Autolocks LTD have gone high-tech, but are they really keeping us safer?
Your remote keyless entry system may make life convenient, but it doesn’t necessarily protect your car from break-ins. There are certain devices used to penetrate vehicles whose doors are controlled by keyless remote fobs, and criminals have so far been able to stay one step ahead of the game.
That means high-tech keyless entry systems are vulnerable, too, at least until car manufacturers can figure out new ways to stay ahead of electronic thieves.
High-Tech Keyless Entry Systems
Late-model cars now have wonderfully convenient features that equip drivers with all sorts of capabilities to make owning a car a high-tech venture. For example, on-board wireless systems can capture data from a smart phone app developed by the auto manufacturer, which allows for transferring information between a smartphone and the vehicle.

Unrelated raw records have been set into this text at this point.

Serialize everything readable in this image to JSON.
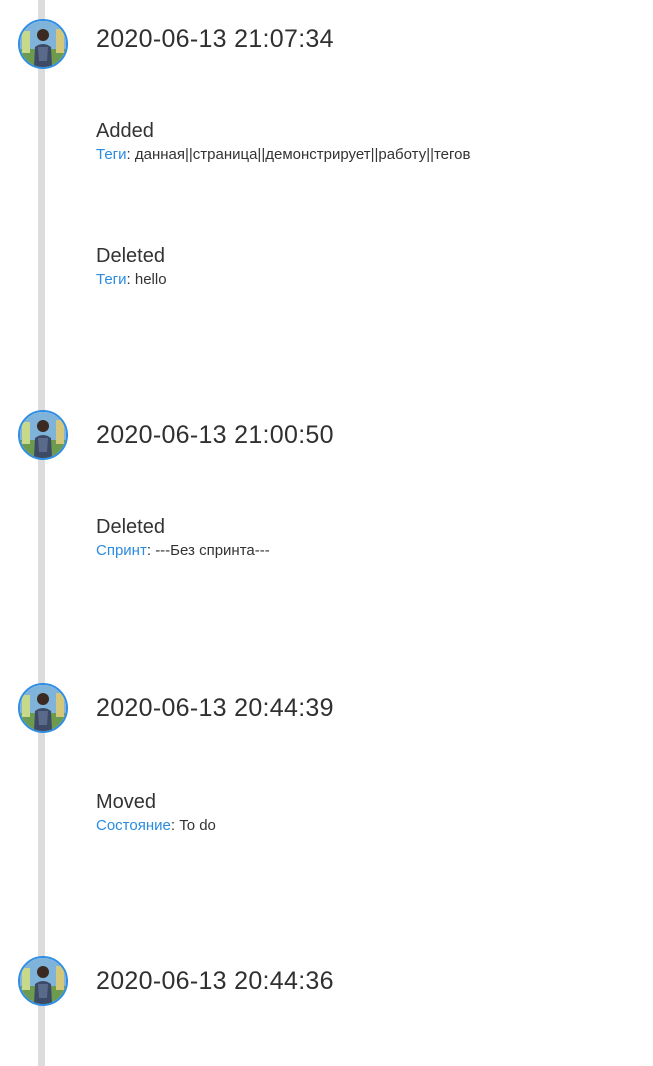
{
  "accent_color": "#2b8be0",
  "timeline": [
    {
      "timestamp": "2020-06-13 21:07:34",
      "changes": [
        {
          "action": "Added",
          "field": "Теги",
          "value": "данная||страница||демонстрирует||работу||тегов"
        },
        {
          "action": "Deleted",
          "field": "Теги",
          "value": "hello"
        }
      ]
    },
    {
      "timestamp": "2020-06-13 21:00:50",
      "changes": [
        {
          "action": "Deleted",
          "field": "Спринт",
          "value": "---Без спринта---"
        }
      ]
    },
    {
      "timestamp": "2020-06-13 20:44:39",
      "changes": [
        {
          "action": "Moved",
          "field": "Состояние",
          "value": "To do"
        }
      ]
    },
    {
      "timestamp": "2020-06-13 20:44:36",
      "changes": []
    }
  ],
  "avatar_icon": "user-avatar-icon",
  "field_separator": ": "
}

Navigating to a destination can be as easy as finding it on the Internet via your smartphone, then sending the directions to your car’s system.
As for keys, of course there aren’t any! A fob is all drivers need to unlock the car or truck and start the ignition. And, unlike the original generation of auto keyfobs, these don’t even need to be taken out of drivers’ pockets to function.
There are no buttons to press- simply keep the fob in your pocket and many cars can sense the presence of the fob and when the car door handle is touched, the lock releases. Then, once inside, the car’s system can sense the presence of the fob on the interior of the car, and the ignition may be started with the press of a button on the dashboard.
How the New Technology Works
The car’s system is always on the lookout for the unique combination of numbers that represent the key fob it came with. Other drivers with their own fobs may walk past the car, but their combination is different so the car won’t respond to their fobs, of course.
How Electronic Scanner Boxes Work
That wireless capability is where the thieves and their scanner boxes come in. These scanner boxes essentially hang out near the target victim vehicle and try fob combination numbers until one finally works.
This is called “brute force” attack, and it’s similar to how bots can “break in” to a password-protected website. They just keep hammering away until something works.
The scanners try different radio frequency codes until they get a match, then they are inside the car. That’s how many break-ins, in the beginning, puzzled law enforcement officials: there was no broken glass and no alarms were triggered.
The devices look like little black boxes, small enough to carry around in a backpack. A would-be thief will need to hold up the device near the vehicle while it tries its combinations, so anyone lurking near your car should be treated with some suspicion.
These are Break-Ins, Not Vehicle Thefts
The scanner boxes allow thieves to gain access to the vehicles, but not to drive away with them. That means, anything left in a vehicle may be stolen. In 2013, it’s estimated that more than a billion dollars’ worth of items were stolen from parked cars (this is in the United States).
Meanwhile, car thefts are down in that country, at their lowest since 1967 as of 2014, the last year for which there were stats for this kind of thing. That’s because although keyless entry fobs with the computer chips may be “impersonated” by the scanner boxes, they do actually protect very well from car thieves.
However, experts agree that even the keyless ignition may soon be susceptible to hackers who could mimic a vehicle owner’s key fob and drive away with the vehicle.
What Can You Do?
To deter break-ins, vehicle owners should use common sense. Enticing thieves isn’t smart, and it’s easy to take precautions that can make a would-be thief move on to someone else’s car:
- Don’t leave your possessions laying about your car when it’s parked.
- That goes double for electronics like your laptop, GPS navigation system, or smartphone. Don’t even leave the cords laying about, since these indicate presence of such electronics.
- Keep your valuables in the boot, out of sight.
- Park in smart places: well-lit, trafficked, and safe.
- Roll up the windows, locks the car doors, and close your sunroof at all times, even if you are just parking for a few minutes to run an errand.